Action item:
Repeat each entry exactly and drop the pictures.

* * * * * * *

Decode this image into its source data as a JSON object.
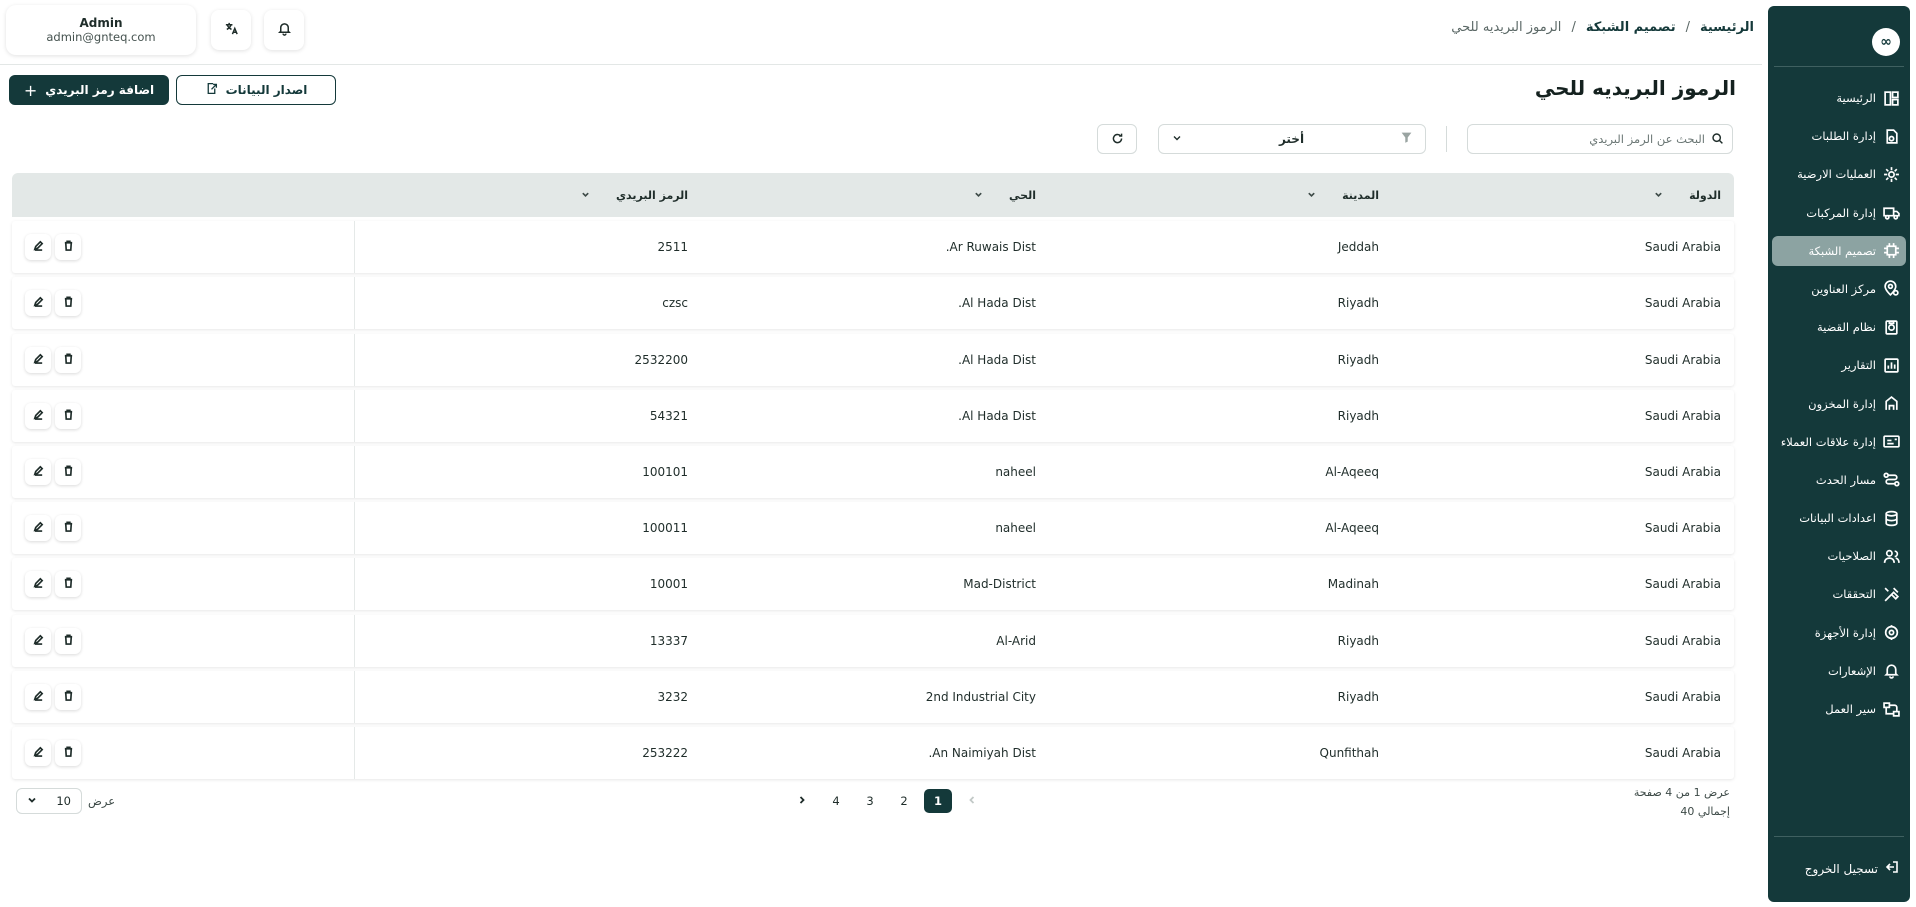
{
  "header": {
    "breadcrumb": [
      "الرئيسية",
      "تصميم الشبكة",
      "الرموز البريديه للحي"
    ],
    "user_name": "Admin",
    "user_email": "admin@gnteq.com",
    "translate_icon": "translate-icon",
    "bell_icon": "bell-icon"
  },
  "sidebar": {
    "logo": "∞",
    "items": [
      {
        "label": "الرئيسية",
        "icon": "dashboard-icon",
        "active": false
      },
      {
        "label": "إدارة الطلبات",
        "icon": "orders-icon",
        "active": false
      },
      {
        "label": "العمليات الارضية",
        "icon": "ground-ops-icon",
        "active": false
      },
      {
        "label": "إدارة المركبات",
        "icon": "truck-icon",
        "active": false
      },
      {
        "label": "تصميم الشبكة",
        "icon": "network-icon",
        "active": true
      },
      {
        "label": "مركز العناوين",
        "icon": "location-icon",
        "active": false
      },
      {
        "label": "نظام القضية",
        "icon": "case-icon",
        "active": false
      },
      {
        "label": "التقارير",
        "icon": "reports-icon",
        "active": false
      },
      {
        "label": "إدارة المخزون",
        "icon": "inventory-icon",
        "active": false
      },
      {
        "label": "إدارة علاقات العملاء",
        "icon": "crm-icon",
        "active": false
      },
      {
        "label": "مسار الحدث",
        "icon": "route-icon",
        "active": false
      },
      {
        "label": "اعدادات البيانات",
        "icon": "database-icon",
        "active": false
      },
      {
        "label": "الصلاحيات",
        "icon": "users-icon",
        "active": false
      },
      {
        "label": "التحققات",
        "icon": "verify-icon",
        "active": false
      },
      {
        "label": "إدارة الأجهزة",
        "icon": "devices-icon",
        "active": false
      },
      {
        "label": "الإشعارات",
        "icon": "bell-icon",
        "active": false
      },
      {
        "label": "سير العمل",
        "icon": "workflow-icon",
        "active": false
      }
    ],
    "logout_label": "تسجيل الخروج"
  },
  "page": {
    "title": "الرموز البريديه للحي",
    "add_button": "اضافة رمز البريدي",
    "export_button": "اصدار البيانات",
    "search_placeholder": "البحث عن الرمز البريدي",
    "filter_select": "أختر"
  },
  "table": {
    "columns": [
      "الدولة",
      "المدينة",
      "الحي",
      "الرمز البريدي"
    ],
    "rows": [
      {
        "country": "Saudi Arabia",
        "city": "Jeddah",
        "district": "Ar Ruwais Dist.",
        "zip": "2511"
      },
      {
        "country": "Saudi Arabia",
        "city": "Riyadh",
        "district": "Al Hada Dist.",
        "zip": "czsc"
      },
      {
        "country": "Saudi Arabia",
        "city": "Riyadh",
        "district": "Al Hada Dist.",
        "zip": "2532200"
      },
      {
        "country": "Saudi Arabia",
        "city": "Riyadh",
        "district": "Al Hada Dist.",
        "zip": "54321"
      },
      {
        "country": "Saudi Arabia",
        "city": "Al-Aqeeq",
        "district": "naheel",
        "zip": "100101"
      },
      {
        "country": "Saudi Arabia",
        "city": "Al-Aqeeq",
        "district": "naheel",
        "zip": "100011"
      },
      {
        "country": "Saudi Arabia",
        "city": "Madinah",
        "district": "Mad-District",
        "zip": "10001"
      },
      {
        "country": "Saudi Arabia",
        "city": "Riyadh",
        "district": "Al-Arid",
        "zip": "13337"
      },
      {
        "country": "Saudi Arabia",
        "city": "Riyadh",
        "district": "2nd Industrial City",
        "zip": "3232"
      },
      {
        "country": "Saudi Arabia",
        "city": "Qunfithah",
        "district": "An Naimiyah Dist.",
        "zip": "253222"
      }
    ]
  },
  "footer": {
    "page_info": "عرض 1 من 4 صفحة",
    "total": "إجمالي 40",
    "pages": [
      "1",
      "2",
      "3",
      "4"
    ],
    "current_page": "1",
    "per_page_label": "عرض",
    "per_page_value": "10"
  },
  "colors": {
    "primary": "#14393a",
    "sidebar_active": "#8ca3a2",
    "table_header": "#e3e8e7"
  }
}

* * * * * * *

Answer box:
Decode this image into its source data as a JSON object.
{
  "header": {
    "breadcrumb": [
      "الرئيسية",
      "تصميم الشبكة",
      "الرموز البريديه للحي"
    ],
    "user_name": "Admin",
    "user_email": "admin@gnteq.com",
    "translate_icon": "translate-icon",
    "bell_icon": "bell-icon"
  },
  "sidebar": {
    "logo": "∞",
    "items": [
      {
        "label": "الرئيسية",
        "icon": "dashboard-icon",
        "active": false
      },
      {
        "label": "إدارة الطلبات",
        "icon": "orders-icon",
        "active": false
      },
      {
        "label": "العمليات الارضية",
        "icon": "ground-ops-icon",
        "active": false
      },
      {
        "label": "إدارة المركبات",
        "icon": "truck-icon",
        "active": false
      },
      {
        "label": "تصميم الشبكة",
        "icon": "network-icon",
        "active": true
      },
      {
        "label": "مركز العناوين",
        "icon": "location-icon",
        "active": false
      },
      {
        "label": "نظام القضية",
        "icon": "case-icon",
        "active": false
      },
      {
        "label": "التقارير",
        "icon": "reports-icon",
        "active": false
      },
      {
        "label": "إدارة المخزون",
        "icon": "inventory-icon",
        "active": false
      },
      {
        "label": "إدارة علاقات العملاء",
        "icon": "crm-icon",
        "active": false
      },
      {
        "label": "مسار الحدث",
        "icon": "route-icon",
        "active": false
      },
      {
        "label": "اعدادات البيانات",
        "icon": "database-icon",
        "active": false
      },
      {
        "label": "الصلاحيات",
        "icon": "users-icon",
        "active": false
      },
      {
        "label": "التحققات",
        "icon": "verify-icon",
        "active": false
      },
      {
        "label": "إدارة الأجهزة",
        "icon": "devices-icon",
        "active": false
      },
      {
        "label": "الإشعارات",
        "icon": "bell-icon",
        "active": false
      },
      {
        "label": "سير العمل",
        "icon": "workflow-icon",
        "active": false
      }
    ],
    "logout_label": "تسجيل الخروج"
  },
  "page": {
    "title": "الرموز البريديه للحي",
    "add_button": "اضافة رمز البريدي",
    "export_button": "اصدار البيانات",
    "search_placeholder": "البحث عن الرمز البريدي",
    "filter_select": "أختر"
  },
  "table": {
    "columns": [
      "الدولة",
      "المدينة",
      "الحي",
      "الرمز البريدي"
    ],
    "rows": [
      {
        "country": "Saudi Arabia",
        "city": "Jeddah",
        "district": "Ar Ruwais Dist.",
        "zip": "2511"
      },
      {
        "country": "Saudi Arabia",
        "city": "Riyadh",
        "district": "Al Hada Dist.",
        "zip": "czsc"
      },
      {
        "country": "Saudi Arabia",
        "city": "Riyadh",
        "district": "Al Hada Dist.",
        "zip": "2532200"
      },
      {
        "country": "Saudi Arabia",
        "city": "Riyadh",
        "district": "Al Hada Dist.",
        "zip": "54321"
      },
      {
        "country": "Saudi Arabia",
        "city": "Al-Aqeeq",
        "district": "naheel",
        "zip": "100101"
      },
      {
        "country": "Saudi Arabia",
        "city": "Al-Aqeeq",
        "district": "naheel",
        "zip": "100011"
      },
      {
        "country": "Saudi Arabia",
        "city": "Madinah",
        "district": "Mad-District",
        "zip": "10001"
      },
      {
        "country": "Saudi Arabia",
        "city": "Riyadh",
        "district": "Al-Arid",
        "zip": "13337"
      },
      {
        "country": "Saudi Arabia",
        "city": "Riyadh",
        "district": "2nd Industrial City",
        "zip": "3232"
      },
      {
        "country": "Saudi Arabia",
        "city": "Qunfithah",
        "district": "An Naimiyah Dist.",
        "zip": "253222"
      }
    ]
  },
  "footer": {
    "page_info": "عرض 1 من 4 صفحة",
    "total": "إجمالي 40",
    "pages": [
      "1",
      "2",
      "3",
      "4"
    ],
    "current_page": "1",
    "per_page_label": "عرض",
    "per_page_value": "10"
  },
  "colors": {
    "primary": "#14393a",
    "sidebar_active": "#8ca3a2",
    "table_header": "#e3e8e7"
  }
}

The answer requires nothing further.